So-called experts and technocrats and other members of the Parasite Class attempt to protect their turfs through intimidation. This comes in the form of complicated jargon, complex ideas, and just plain crap to make others think they are more than what they are. They portray themselves as a priestly class privy to the mysteries that the rest of us rubes could never comprehend. The reality is that they are a bunch of bluffers who are full of bravo sierra. The blue collar mindset rejects this intimidation by adopting what I call "unintimidation." Basically, you become like a honey badger in the belief that no one is bigger, badder, smarter, or tougher than you.

People who read this will be dismissive of this blue collar idea of mine. This comes from a combination of conventional wisdom, pride, and laziness. They make the ironic criticism that this blue collar way is simultaneously too easy and too hard. They can't get their minds around it, and they never will. Yet, their hubris makes them overestimate themselves and underestimate you.
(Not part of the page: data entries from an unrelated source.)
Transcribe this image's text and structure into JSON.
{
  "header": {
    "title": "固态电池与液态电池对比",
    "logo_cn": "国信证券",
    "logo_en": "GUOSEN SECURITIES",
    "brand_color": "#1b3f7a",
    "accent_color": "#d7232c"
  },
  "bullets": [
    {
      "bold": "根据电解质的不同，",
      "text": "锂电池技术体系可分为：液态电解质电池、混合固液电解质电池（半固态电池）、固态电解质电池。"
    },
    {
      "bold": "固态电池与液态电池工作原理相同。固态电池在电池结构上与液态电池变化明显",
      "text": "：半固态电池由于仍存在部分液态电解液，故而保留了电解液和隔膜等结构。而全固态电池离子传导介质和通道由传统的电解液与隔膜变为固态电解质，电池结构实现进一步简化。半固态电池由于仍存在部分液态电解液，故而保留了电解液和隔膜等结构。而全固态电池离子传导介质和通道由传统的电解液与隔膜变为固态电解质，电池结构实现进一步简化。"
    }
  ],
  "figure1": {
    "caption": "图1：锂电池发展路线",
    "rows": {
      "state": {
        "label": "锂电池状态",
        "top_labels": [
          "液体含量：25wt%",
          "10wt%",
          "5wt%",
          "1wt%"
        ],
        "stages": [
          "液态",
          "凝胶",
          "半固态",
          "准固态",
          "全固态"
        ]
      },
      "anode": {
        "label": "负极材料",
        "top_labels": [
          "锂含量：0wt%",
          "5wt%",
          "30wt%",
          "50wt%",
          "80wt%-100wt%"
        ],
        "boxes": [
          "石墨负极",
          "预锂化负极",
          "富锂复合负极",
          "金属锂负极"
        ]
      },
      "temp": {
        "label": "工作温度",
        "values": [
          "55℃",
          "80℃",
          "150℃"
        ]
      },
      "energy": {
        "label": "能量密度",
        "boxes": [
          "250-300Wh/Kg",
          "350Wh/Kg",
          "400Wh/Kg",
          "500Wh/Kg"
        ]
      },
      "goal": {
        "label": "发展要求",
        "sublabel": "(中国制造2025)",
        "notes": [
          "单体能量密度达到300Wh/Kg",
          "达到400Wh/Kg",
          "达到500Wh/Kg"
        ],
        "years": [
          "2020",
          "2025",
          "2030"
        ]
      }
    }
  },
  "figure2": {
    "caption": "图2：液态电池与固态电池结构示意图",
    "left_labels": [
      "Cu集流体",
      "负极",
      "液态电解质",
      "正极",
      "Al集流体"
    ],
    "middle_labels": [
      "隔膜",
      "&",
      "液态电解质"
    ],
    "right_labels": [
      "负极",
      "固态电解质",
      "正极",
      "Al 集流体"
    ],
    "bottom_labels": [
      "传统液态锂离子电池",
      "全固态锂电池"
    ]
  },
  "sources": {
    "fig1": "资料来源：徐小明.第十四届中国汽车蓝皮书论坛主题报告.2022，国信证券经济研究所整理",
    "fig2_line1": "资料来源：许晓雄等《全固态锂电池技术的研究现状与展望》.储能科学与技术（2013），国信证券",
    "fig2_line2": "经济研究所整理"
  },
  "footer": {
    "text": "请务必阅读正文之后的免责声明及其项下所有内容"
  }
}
The best examples I can give for this phenomenon are the great pyramids in Egypt. Those monuments of stone are stunning achievements for people who possessed neither machines nor magic. Yet, there they stand. Experts today readily admit that they could not duplicate those feats with their modern tools, sophistication, and equipment. It baffles them how the ancients ever did it. They propose theories including outlandish ones involving aliens and UFOs. But here's the secret behind the building of those great pyramids. Simple people with simple tools put themselves to the task and got it done. They were blue collar. That's it. It baffles people because they can't wrap their minds around the cumulative and almost magical effects of hard work. It can't be done! Yet, there they stand. The real builders are unknown to us, but they were the simple workers of their world.

We live in a world today where all of the credit goes to the thinkers and the dreamers and the architects. None of it goes to the workers that turn those ideas into reality. The reason the workers achieve so much is that they don't concern themselves with who gets the credit. This is the preoccupation of parasites bluffing their way through life.

This is my one big idea. It's not a sophisticated idea. It is just the basic belief that so much of life is a load of crap. Life gets better when you cut through that crap. Most problems in life are not in need of sophisticated answers but blunt answers ruthlessly applied to those problems. What separates the blue collar types from the sophisticates is this. Blue collar mindset people solve problems. Sophisticated types create problems in need of their solutions. This is what separates the Productive Class from the Parasites Class. Quit the Parasite Class and join the Productive Class.